▶ DATA SUPPLIED

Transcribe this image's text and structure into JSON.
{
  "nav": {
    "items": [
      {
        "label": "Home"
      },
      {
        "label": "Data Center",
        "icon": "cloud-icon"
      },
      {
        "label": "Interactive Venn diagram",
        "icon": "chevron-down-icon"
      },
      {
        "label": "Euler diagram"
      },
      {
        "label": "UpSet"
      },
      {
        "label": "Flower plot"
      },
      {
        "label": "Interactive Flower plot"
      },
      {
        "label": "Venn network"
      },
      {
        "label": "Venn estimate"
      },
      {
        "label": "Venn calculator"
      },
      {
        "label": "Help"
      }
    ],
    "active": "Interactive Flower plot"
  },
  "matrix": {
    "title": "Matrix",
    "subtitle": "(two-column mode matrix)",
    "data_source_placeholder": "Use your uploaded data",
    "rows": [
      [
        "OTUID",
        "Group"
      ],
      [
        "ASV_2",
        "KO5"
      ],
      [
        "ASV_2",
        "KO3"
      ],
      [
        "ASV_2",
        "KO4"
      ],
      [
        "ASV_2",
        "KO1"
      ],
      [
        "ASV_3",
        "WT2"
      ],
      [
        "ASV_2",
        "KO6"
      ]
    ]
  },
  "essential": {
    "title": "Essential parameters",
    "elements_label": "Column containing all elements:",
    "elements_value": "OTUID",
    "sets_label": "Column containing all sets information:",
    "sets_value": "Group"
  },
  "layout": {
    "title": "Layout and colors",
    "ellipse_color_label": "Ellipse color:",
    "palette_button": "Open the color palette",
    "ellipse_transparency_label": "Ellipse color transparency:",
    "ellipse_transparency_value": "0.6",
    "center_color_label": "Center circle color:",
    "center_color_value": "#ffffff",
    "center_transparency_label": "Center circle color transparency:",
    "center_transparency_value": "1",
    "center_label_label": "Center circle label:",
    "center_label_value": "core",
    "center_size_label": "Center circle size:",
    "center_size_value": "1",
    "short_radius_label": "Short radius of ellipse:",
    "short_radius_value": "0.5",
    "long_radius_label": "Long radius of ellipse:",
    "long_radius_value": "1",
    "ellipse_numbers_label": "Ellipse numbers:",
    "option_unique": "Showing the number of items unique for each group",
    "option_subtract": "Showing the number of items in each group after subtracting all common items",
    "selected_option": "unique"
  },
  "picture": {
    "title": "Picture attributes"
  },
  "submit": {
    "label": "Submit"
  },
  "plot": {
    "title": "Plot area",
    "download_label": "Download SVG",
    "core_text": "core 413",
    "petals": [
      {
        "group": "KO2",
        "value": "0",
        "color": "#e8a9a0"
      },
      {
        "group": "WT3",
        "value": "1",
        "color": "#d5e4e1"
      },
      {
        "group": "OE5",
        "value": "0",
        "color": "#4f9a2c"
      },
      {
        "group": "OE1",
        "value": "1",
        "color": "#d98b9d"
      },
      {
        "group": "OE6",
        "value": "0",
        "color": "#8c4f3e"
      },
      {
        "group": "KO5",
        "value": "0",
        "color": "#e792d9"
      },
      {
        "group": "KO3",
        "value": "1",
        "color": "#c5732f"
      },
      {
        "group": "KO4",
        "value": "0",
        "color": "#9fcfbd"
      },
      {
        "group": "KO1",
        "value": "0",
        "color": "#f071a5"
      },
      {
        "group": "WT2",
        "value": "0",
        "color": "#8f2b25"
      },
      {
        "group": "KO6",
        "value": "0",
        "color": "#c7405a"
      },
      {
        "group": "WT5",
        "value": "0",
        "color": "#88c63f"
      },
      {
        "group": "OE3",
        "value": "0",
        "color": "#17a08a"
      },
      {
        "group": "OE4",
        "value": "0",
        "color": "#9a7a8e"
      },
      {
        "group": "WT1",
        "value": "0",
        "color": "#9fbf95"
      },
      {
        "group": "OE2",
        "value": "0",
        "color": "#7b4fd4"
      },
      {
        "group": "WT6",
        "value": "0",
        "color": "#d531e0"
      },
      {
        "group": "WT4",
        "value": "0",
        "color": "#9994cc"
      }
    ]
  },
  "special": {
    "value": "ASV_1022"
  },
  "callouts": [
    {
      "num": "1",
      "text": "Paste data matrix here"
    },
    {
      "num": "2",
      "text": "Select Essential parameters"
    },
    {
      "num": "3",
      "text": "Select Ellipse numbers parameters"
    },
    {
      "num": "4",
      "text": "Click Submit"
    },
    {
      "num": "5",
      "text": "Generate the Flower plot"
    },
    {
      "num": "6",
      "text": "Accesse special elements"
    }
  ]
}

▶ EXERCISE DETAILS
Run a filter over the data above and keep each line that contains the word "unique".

▶ OUTPUT FOR THIS EXERCISE
    "option_unique": "Showing the number of items unique for each group",
    "selected_option": "unique"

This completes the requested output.